** Opening Extracted entries block **

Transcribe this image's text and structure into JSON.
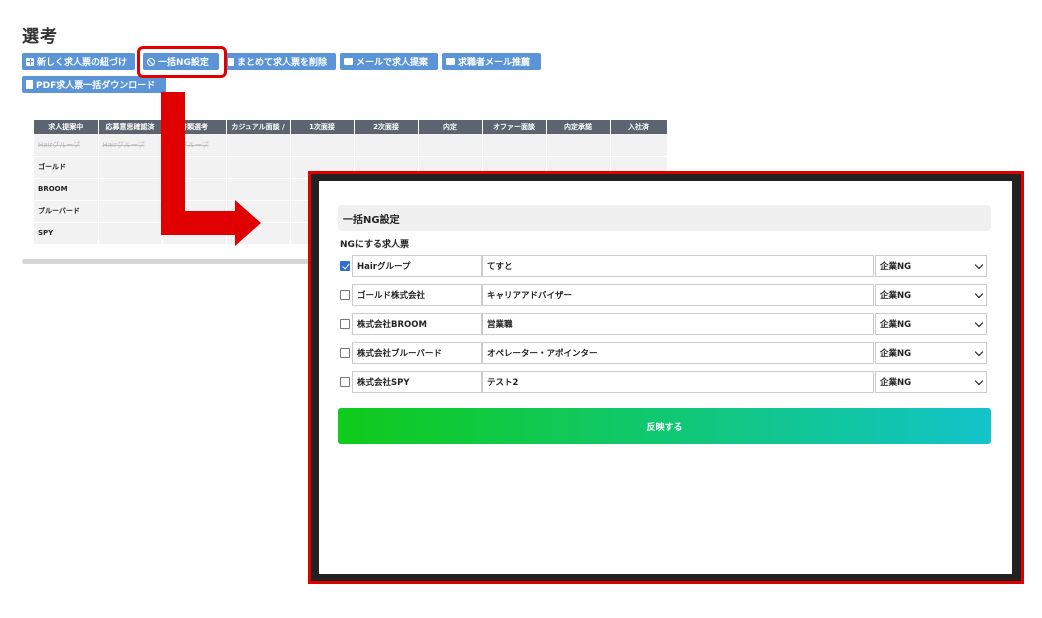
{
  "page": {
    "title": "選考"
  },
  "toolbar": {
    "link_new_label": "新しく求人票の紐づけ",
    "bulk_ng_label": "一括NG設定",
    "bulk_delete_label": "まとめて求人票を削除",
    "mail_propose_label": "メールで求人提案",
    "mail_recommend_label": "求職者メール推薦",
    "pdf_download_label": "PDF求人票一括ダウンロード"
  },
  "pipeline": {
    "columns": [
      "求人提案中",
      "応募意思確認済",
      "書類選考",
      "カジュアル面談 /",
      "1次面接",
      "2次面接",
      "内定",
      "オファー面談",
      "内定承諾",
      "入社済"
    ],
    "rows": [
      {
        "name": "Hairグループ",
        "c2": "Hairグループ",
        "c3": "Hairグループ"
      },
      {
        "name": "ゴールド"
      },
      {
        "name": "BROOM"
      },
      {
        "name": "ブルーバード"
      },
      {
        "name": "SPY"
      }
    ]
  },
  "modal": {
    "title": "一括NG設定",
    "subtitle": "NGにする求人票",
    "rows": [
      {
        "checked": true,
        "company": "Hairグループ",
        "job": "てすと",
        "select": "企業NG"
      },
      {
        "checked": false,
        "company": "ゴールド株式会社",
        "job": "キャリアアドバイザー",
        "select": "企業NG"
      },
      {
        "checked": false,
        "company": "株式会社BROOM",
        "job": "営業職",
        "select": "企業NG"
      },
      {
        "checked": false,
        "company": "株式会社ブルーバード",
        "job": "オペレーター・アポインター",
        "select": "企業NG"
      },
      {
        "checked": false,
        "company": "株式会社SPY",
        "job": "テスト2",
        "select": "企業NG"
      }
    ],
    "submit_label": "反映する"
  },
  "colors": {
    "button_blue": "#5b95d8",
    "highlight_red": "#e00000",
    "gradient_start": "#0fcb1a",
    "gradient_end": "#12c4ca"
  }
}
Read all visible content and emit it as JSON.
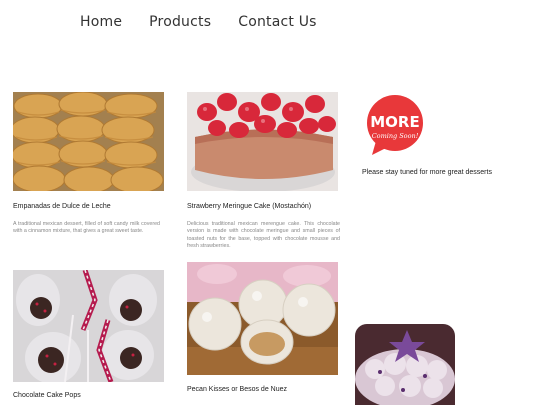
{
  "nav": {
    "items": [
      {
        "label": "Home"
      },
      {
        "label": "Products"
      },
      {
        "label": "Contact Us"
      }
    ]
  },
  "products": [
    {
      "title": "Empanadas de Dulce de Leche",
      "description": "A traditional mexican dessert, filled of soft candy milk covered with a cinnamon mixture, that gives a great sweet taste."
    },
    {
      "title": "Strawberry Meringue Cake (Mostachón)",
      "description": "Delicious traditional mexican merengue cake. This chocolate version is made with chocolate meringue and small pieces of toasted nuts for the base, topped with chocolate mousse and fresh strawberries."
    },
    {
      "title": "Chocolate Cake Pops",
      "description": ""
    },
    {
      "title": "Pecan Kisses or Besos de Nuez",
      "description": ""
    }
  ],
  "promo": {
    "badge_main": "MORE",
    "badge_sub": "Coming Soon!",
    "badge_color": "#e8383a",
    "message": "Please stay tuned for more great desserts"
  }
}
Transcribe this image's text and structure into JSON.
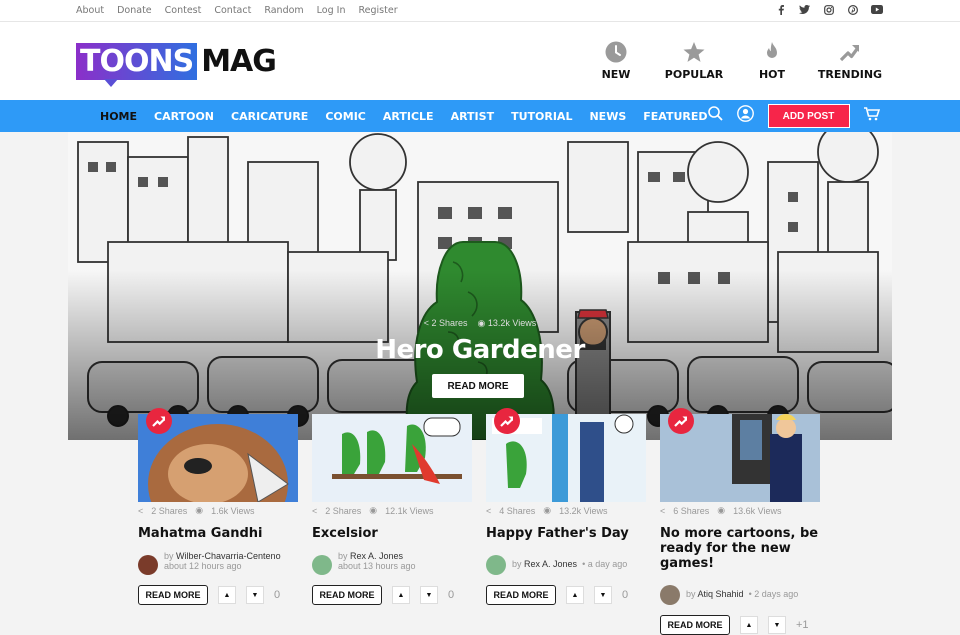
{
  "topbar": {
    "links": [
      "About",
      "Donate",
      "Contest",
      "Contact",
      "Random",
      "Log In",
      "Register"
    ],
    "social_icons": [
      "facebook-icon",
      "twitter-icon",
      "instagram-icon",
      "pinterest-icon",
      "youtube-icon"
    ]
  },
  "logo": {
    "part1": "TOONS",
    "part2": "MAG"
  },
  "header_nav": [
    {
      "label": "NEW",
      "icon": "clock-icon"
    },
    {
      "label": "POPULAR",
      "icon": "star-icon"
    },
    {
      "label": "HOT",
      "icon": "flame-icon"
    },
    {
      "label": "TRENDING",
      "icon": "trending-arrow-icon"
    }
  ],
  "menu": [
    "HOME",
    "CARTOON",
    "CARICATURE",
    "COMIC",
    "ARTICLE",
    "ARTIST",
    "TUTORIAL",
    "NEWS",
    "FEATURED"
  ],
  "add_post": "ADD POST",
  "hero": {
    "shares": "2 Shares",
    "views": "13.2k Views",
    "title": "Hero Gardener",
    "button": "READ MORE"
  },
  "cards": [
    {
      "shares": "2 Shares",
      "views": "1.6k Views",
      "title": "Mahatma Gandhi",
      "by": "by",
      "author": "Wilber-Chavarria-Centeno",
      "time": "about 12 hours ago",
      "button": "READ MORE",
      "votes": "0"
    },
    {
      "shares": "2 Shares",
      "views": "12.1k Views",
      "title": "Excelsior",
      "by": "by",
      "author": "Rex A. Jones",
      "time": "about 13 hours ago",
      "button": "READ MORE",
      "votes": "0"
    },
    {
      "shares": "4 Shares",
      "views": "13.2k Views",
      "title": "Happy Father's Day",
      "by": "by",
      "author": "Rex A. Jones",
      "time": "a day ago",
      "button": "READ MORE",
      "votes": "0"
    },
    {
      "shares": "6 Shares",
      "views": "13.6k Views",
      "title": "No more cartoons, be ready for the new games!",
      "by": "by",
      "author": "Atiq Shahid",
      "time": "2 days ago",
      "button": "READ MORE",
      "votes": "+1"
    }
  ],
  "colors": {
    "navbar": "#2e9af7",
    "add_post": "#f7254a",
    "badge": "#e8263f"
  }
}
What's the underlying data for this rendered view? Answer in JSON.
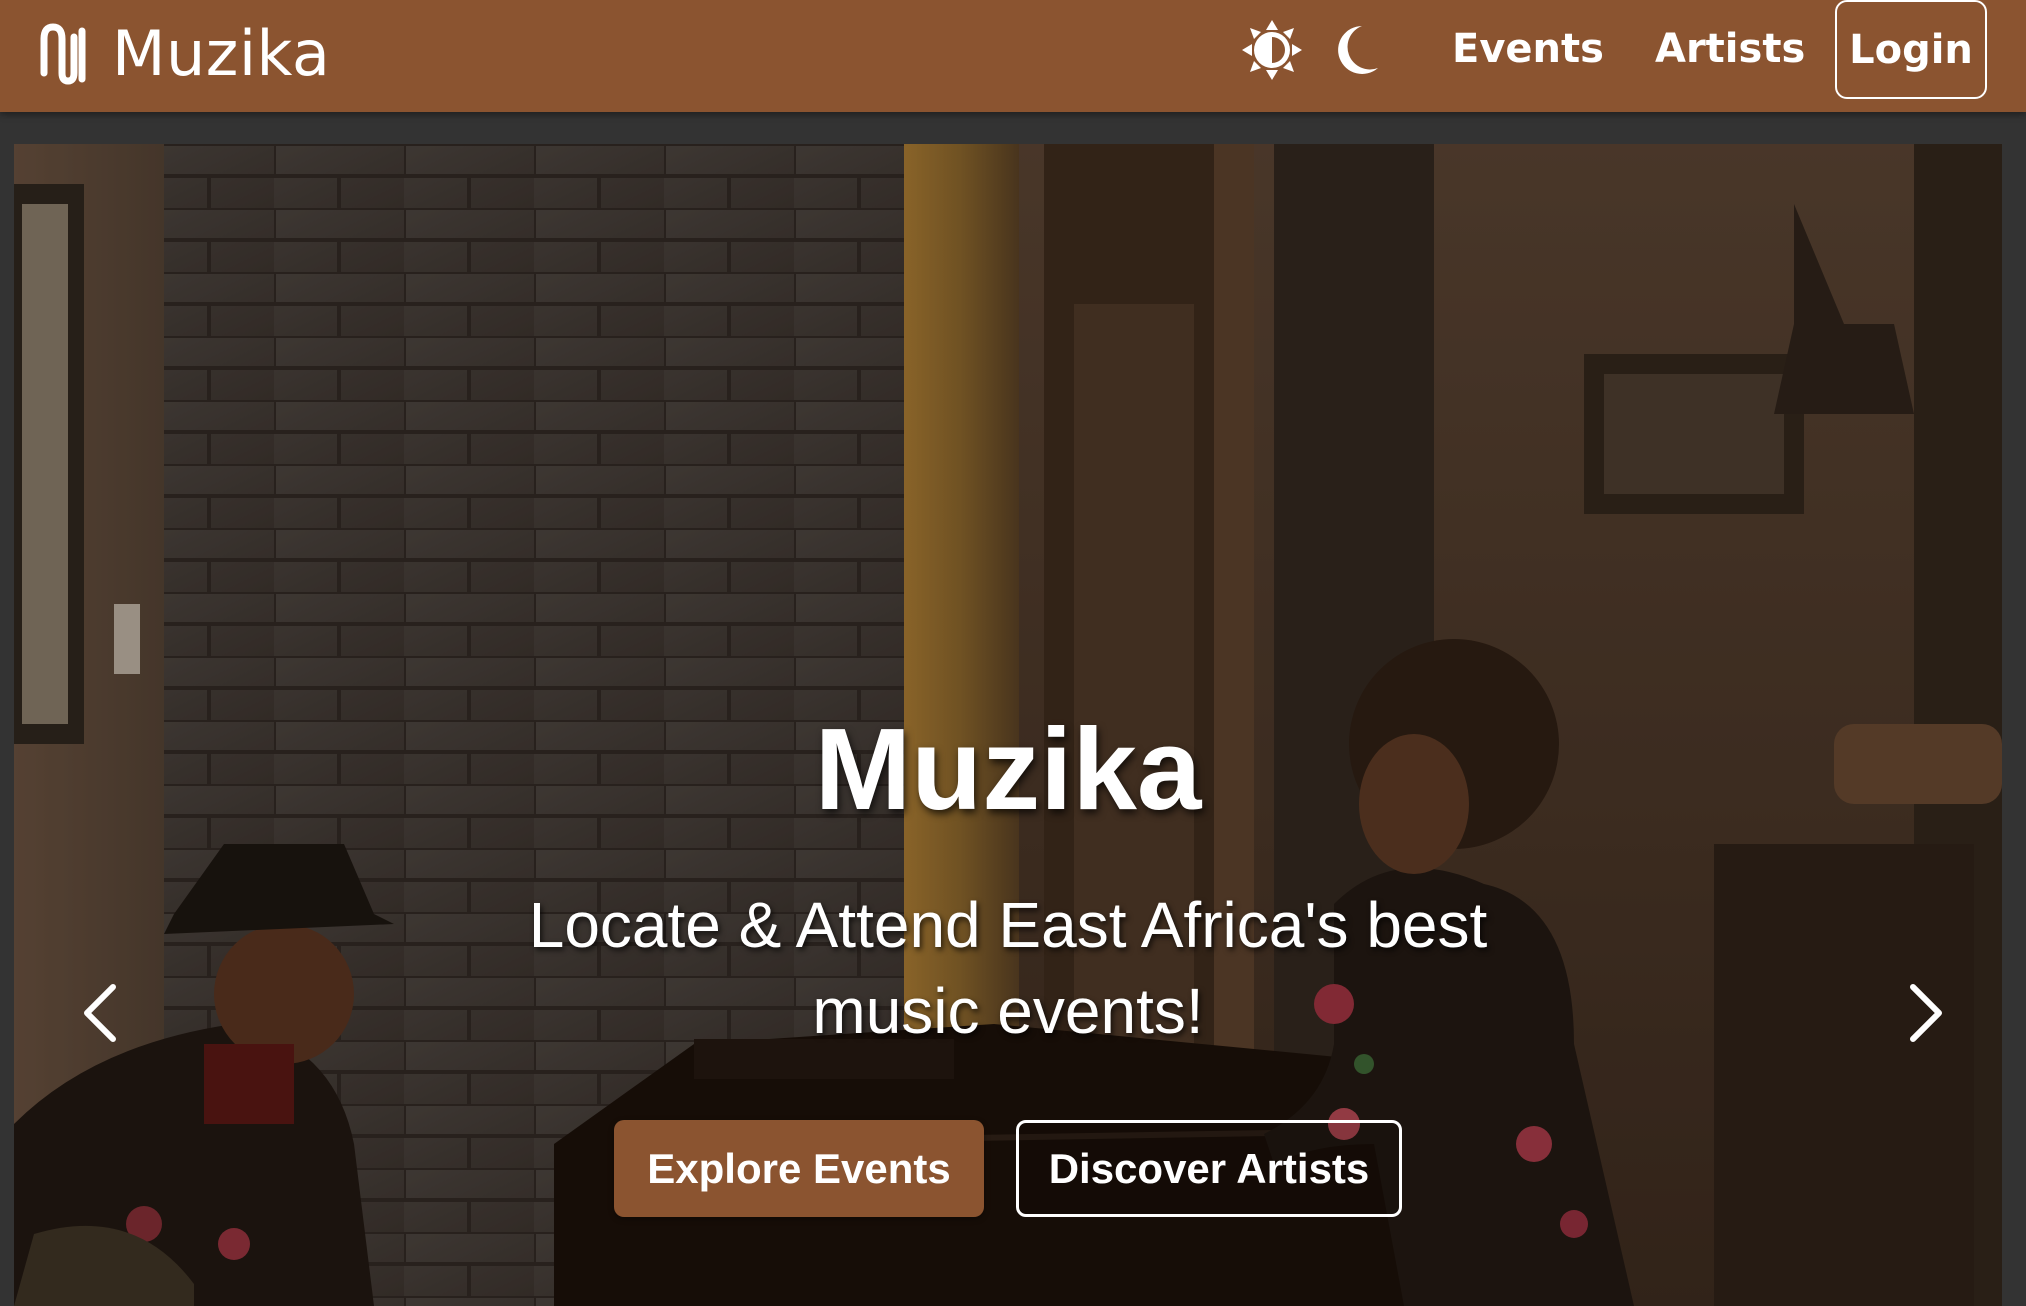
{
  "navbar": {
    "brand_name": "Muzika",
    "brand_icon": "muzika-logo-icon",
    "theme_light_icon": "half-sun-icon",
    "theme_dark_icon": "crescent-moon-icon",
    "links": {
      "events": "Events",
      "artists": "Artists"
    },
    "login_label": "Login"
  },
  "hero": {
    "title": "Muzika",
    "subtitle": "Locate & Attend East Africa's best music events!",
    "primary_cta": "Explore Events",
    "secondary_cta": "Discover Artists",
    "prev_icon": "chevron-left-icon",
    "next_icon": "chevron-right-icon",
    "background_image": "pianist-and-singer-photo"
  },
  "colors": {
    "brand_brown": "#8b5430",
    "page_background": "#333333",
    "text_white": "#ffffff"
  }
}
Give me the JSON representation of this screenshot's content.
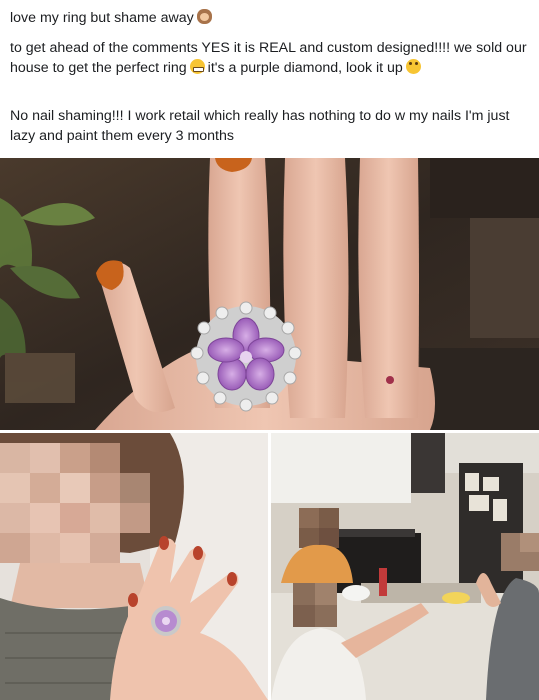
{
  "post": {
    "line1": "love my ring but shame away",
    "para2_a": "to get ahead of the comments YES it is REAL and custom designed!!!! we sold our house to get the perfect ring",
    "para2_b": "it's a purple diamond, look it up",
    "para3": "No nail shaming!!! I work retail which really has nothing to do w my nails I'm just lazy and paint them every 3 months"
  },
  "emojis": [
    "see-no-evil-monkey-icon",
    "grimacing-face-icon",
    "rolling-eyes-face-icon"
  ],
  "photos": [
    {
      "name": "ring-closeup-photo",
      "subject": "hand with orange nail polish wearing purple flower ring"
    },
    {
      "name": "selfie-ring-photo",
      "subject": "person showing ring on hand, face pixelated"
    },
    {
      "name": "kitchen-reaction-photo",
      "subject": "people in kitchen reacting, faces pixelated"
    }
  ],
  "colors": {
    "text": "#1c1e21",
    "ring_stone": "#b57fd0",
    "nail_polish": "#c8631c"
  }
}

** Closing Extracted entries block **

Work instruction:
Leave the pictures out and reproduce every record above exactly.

Reply:
Transcribe this image's text and structure into JSON.
{
  "page": {
    "title": "選考"
  },
  "toolbar": {
    "link_new_label": "新しく求人票の紐づけ",
    "bulk_ng_label": "一括NG設定",
    "bulk_delete_label": "まとめて求人票を削除",
    "mail_propose_label": "メールで求人提案",
    "mail_recommend_label": "求職者メール推薦",
    "pdf_download_label": "PDF求人票一括ダウンロード"
  },
  "pipeline": {
    "columns": [
      "求人提案中",
      "応募意思確認済",
      "書類選考",
      "カジュアル面談 /",
      "1次面接",
      "2次面接",
      "内定",
      "オファー面談",
      "内定承諾",
      "入社済"
    ],
    "rows": [
      {
        "name": "Hairグループ",
        "c2": "Hairグループ",
        "c3": "Hairグループ"
      },
      {
        "name": "ゴールド"
      },
      {
        "name": "BROOM"
      },
      {
        "name": "ブルーバード"
      },
      {
        "name": "SPY"
      }
    ]
  },
  "modal": {
    "title": "一括NG設定",
    "subtitle": "NGにする求人票",
    "rows": [
      {
        "checked": true,
        "company": "Hairグループ",
        "job": "てすと",
        "select": "企業NG"
      },
      {
        "checked": false,
        "company": "ゴールド株式会社",
        "job": "キャリアアドバイザー",
        "select": "企業NG"
      },
      {
        "checked": false,
        "company": "株式会社BROOM",
        "job": "営業職",
        "select": "企業NG"
      },
      {
        "checked": false,
        "company": "株式会社ブルーバード",
        "job": "オペレーター・アポインター",
        "select": "企業NG"
      },
      {
        "checked": false,
        "company": "株式会社SPY",
        "job": "テスト2",
        "select": "企業NG"
      }
    ],
    "submit_label": "反映する"
  },
  "colors": {
    "button_blue": "#5b95d8",
    "highlight_red": "#e00000",
    "gradient_start": "#0fcb1a",
    "gradient_end": "#12c4ca"
  }
}
Read all visible content and emit it as JSON.
{
  "nav": {
    "items": [
      {
        "label": "Home"
      },
      {
        "label": "Products"
      },
      {
        "label": "Contact Us"
      }
    ]
  },
  "products": [
    {
      "title": "Empanadas de Dulce de Leche",
      "description": "A traditional mexican dessert, filled of soft candy milk covered with a cinnamon mixture, that gives a great sweet taste."
    },
    {
      "title": "Strawberry Meringue Cake (Mostachón)",
      "description": "Delicious traditional mexican merengue cake. This chocolate version is made with chocolate meringue and small pieces of toasted nuts for the base, topped with chocolate mousse and fresh strawberries."
    },
    {
      "title": "Chocolate Cake Pops",
      "description": ""
    },
    {
      "title": "Pecan Kisses or Besos de Nuez",
      "description": ""
    }
  ],
  "promo": {
    "badge_main": "MORE",
    "badge_sub": "Coming Soon!",
    "badge_color": "#e8383a",
    "message": "Please stay tuned for more great desserts"
  }
}
Transcribe this image's text and structure into JSON.
{
  "topbar": {
    "links": [
      "About",
      "Donate",
      "Contest",
      "Contact",
      "Random",
      "Log In",
      "Register"
    ],
    "social_icons": [
      "facebook-icon",
      "twitter-icon",
      "instagram-icon",
      "pinterest-icon",
      "youtube-icon"
    ]
  },
  "logo": {
    "part1": "TOONS",
    "part2": "MAG"
  },
  "header_nav": [
    {
      "label": "NEW",
      "icon": "clock-icon"
    },
    {
      "label": "POPULAR",
      "icon": "star-icon"
    },
    {
      "label": "HOT",
      "icon": "flame-icon"
    },
    {
      "label": "TRENDING",
      "icon": "trending-arrow-icon"
    }
  ],
  "menu": [
    "HOME",
    "CARTOON",
    "CARICATURE",
    "COMIC",
    "ARTICLE",
    "ARTIST",
    "TUTORIAL",
    "NEWS",
    "FEATURED"
  ],
  "add_post": "ADD POST",
  "hero": {
    "shares": "2 Shares",
    "views": "13.2k Views",
    "title": "Hero Gardener",
    "button": "READ MORE"
  },
  "cards": [
    {
      "shares": "2 Shares",
      "views": "1.6k Views",
      "title": "Mahatma Gandhi",
      "by": "by",
      "author": "Wilber-Chavarria-Centeno",
      "time": "about 12 hours ago",
      "button": "READ MORE",
      "votes": "0"
    },
    {
      "shares": "2 Shares",
      "views": "12.1k Views",
      "title": "Excelsior",
      "by": "by",
      "author": "Rex A. Jones",
      "time": "about 13 hours ago",
      "button": "READ MORE",
      "votes": "0"
    },
    {
      "shares": "4 Shares",
      "views": "13.2k Views",
      "title": "Happy Father's Day",
      "by": "by",
      "author": "Rex A. Jones",
      "time": "a day ago",
      "button": "READ MORE",
      "votes": "0"
    },
    {
      "shares": "6 Shares",
      "views": "13.6k Views",
      "title": "No more cartoons, be ready for the new games!",
      "by": "by",
      "author": "Atiq Shahid",
      "time": "2 days ago",
      "button": "READ MORE",
      "votes": "+1"
    }
  ],
  "colors": {
    "navbar": "#2e9af7",
    "add_post": "#f7254a",
    "badge": "#e8263f"
  }
}
What's the underlying data for this rendered view? Answer in JSON.
{
  "navbar": {
    "brand_name": "Muzika",
    "brand_icon": "muzika-logo-icon",
    "theme_light_icon": "half-sun-icon",
    "theme_dark_icon": "crescent-moon-icon",
    "links": {
      "events": "Events",
      "artists": "Artists"
    },
    "login_label": "Login"
  },
  "hero": {
    "title": "Muzika",
    "subtitle": "Locate & Attend East Africa's best music events!",
    "primary_cta": "Explore Events",
    "secondary_cta": "Discover Artists",
    "prev_icon": "chevron-left-icon",
    "next_icon": "chevron-right-icon",
    "background_image": "pianist-and-singer-photo"
  },
  "colors": {
    "brand_brown": "#8b5430",
    "page_background": "#333333",
    "text_white": "#ffffff"
  }
}
Give me the JSON representation of this screenshot's content.
{
  "post": {
    "line1": "love my ring but shame away",
    "para2_a": "to get ahead of the comments YES it is REAL and custom designed!!!! we sold our house to get the perfect ring",
    "para2_b": "it's a purple diamond, look it up",
    "para3": "No nail shaming!!! I work retail which really has nothing to do w my nails I'm just lazy and paint them every 3 months"
  },
  "emojis": [
    "see-no-evil-monkey-icon",
    "grimacing-face-icon",
    "rolling-eyes-face-icon"
  ],
  "photos": [
    {
      "name": "ring-closeup-photo",
      "subject": "hand with orange nail polish wearing purple flower ring"
    },
    {
      "name": "selfie-ring-photo",
      "subject": "person showing ring on hand, face pixelated"
    },
    {
      "name": "kitchen-reaction-photo",
      "subject": "people in kitchen reacting, faces pixelated"
    }
  ],
  "colors": {
    "text": "#1c1e21",
    "ring_stone": "#b57fd0",
    "nail_polish": "#c8631c"
  }
}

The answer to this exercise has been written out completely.